What is price gouging?

A business that increases the prices of its goods or services to a much higher than reasonable or fair level during a crisis is guilty of Price Gouging. This phenomenon commonly occurs after a demand or supply shock, following a crisis, emergency, or natural disaster.

Companies and individuals involved in price gouging raise their prices when they know that demand for their product has suddenly risen dramatically and consumers are stuck – they cannot buy from anywhere else.

The Oxford Learner’s Dictionary has the following definition of price gouging:

“The action or practice of increasing prices a lot, especially in order to take advantage of sudden high demand. Example sentence: ‘Drug and medical supplies companies were accused of price gouging in the early stages of the pandemic.'”

Price gouging – understanding the concept

When there is an emergency, consumer demand for certain products or services, such as gasoline, bottled water, batteries, or taxi services (during a strike by public transport workers) can skyrocket.

Some sellers take advantage of people’s urgent need for their products or services by charging exorbitant prices. During the emergency, some sellers have a captive market, that is, consumers have limited or no alternative options for obtaining their goods or services.

Price gouging is seen as unethical. In fact, in many parts of the world, this kind of abuse is illegal.

Two female consumers paying exorbitant prices for face masks - depiction of price gouging.
Image created by Market Business News.

A problematic phenomenon

Price gouging occurs when consumers are at their most vulnerable. Even if there is legislation banning the practice, enforcing the law during a crisis is either impossible or extremely difficult.

Consumers who are informed about their rights can report instances of abusive business practices.
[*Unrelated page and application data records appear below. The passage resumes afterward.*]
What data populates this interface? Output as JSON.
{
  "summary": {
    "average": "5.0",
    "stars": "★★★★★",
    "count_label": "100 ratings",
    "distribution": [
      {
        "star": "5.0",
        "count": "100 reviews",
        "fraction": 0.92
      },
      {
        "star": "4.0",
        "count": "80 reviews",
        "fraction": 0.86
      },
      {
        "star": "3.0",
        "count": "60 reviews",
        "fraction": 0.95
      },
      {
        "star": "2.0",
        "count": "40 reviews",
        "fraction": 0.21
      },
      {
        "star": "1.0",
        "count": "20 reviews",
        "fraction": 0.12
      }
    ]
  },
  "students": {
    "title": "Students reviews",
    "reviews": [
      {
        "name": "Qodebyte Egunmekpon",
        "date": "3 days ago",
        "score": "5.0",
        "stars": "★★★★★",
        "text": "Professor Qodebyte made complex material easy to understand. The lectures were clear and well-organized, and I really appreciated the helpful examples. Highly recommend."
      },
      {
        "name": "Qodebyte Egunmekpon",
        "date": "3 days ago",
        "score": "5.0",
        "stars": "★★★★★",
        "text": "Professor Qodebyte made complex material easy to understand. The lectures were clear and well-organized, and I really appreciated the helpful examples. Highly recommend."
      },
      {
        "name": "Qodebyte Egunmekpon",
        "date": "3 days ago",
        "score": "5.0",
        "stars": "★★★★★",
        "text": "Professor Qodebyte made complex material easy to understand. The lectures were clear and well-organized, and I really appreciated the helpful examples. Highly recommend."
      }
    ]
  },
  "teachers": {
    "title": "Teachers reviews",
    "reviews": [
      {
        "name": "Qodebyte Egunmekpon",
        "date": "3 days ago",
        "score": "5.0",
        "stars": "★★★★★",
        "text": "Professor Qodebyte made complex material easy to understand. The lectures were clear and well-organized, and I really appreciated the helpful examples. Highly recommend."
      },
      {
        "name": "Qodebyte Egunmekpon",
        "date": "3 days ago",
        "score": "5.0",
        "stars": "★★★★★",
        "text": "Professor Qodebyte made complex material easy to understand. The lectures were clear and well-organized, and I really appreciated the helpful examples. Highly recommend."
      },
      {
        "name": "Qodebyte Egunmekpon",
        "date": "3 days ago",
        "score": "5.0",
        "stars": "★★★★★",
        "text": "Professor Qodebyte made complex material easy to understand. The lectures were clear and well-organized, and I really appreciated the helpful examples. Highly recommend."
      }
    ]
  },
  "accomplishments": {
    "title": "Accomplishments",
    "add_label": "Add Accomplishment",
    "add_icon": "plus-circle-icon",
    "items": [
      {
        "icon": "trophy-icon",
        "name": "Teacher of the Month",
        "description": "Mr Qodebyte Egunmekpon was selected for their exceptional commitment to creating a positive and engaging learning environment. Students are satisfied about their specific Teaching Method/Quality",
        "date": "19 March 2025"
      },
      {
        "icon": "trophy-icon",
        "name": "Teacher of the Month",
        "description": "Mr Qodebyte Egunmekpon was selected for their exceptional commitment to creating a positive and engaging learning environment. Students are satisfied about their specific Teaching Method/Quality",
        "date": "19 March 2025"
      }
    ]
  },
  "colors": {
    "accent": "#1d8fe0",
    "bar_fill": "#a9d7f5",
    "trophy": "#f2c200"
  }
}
If enough people report unscrupulous sellers, the authorities can take legal action against them.

Price gouging vs. profiteering

Although these two terms refer to similar abusive business practices, their meanings are slightly different.

Price gouging is only a short-term phenomenon and is limited to essential goods and services.

Wikipedia explains the difference between profiteering and price gouging below:

“Price gouging is similar to profiteering but can be distinguished by being short-term and localized and by being restricted to essentials such as food, clothing, shelter, medicine, and equipment needed to preserve life and property.”

Examples of price gouging

Below, you can read about some situations when sellers abused their dominant positions and raised prices excessively:

  • Hurricane Katrina (2005)

After Hurricane Katrina devastated southeastern Louisiana in the USA, reports emerged of exorbitant price increases of water, gasoline, other essential goods, and hotel rooms.

  • London Underground (subway) strike (2015)

When underground train drivers went on strike in London, UK, Uber, the ride-sharing company, faced criticism for raising its prices by up to three times the normal rates.

  • California Wildfires (2018)

Following destructive wildfires, several businesses were accused of raising the prices of bottled water, electricity generators, and other emergency supplies.

  • COVID-19 Pandemic (2020)

There were reports all over the world of price gouging on essential items such as face masks and hand sanitizers.

  • Texas Winter Storm Uri (2021)

During a severe winter storm, which caused widespread power blackouts and water shortages, prices of food, water, and hotel accommodation skyrocketed.

  • Venezuelan Economic Crisis (ongoing)

There are often shortages of essential items in Venezuela. Extreme price increases of food, medicine, and household supplies are common.

Video – What is a Captive Market?

In this visual guide, presented by our affiliate channel, Marketing Business Network on YouTube, we explain what a “Captive Market” is using straightforward language and easy-to-understand examples.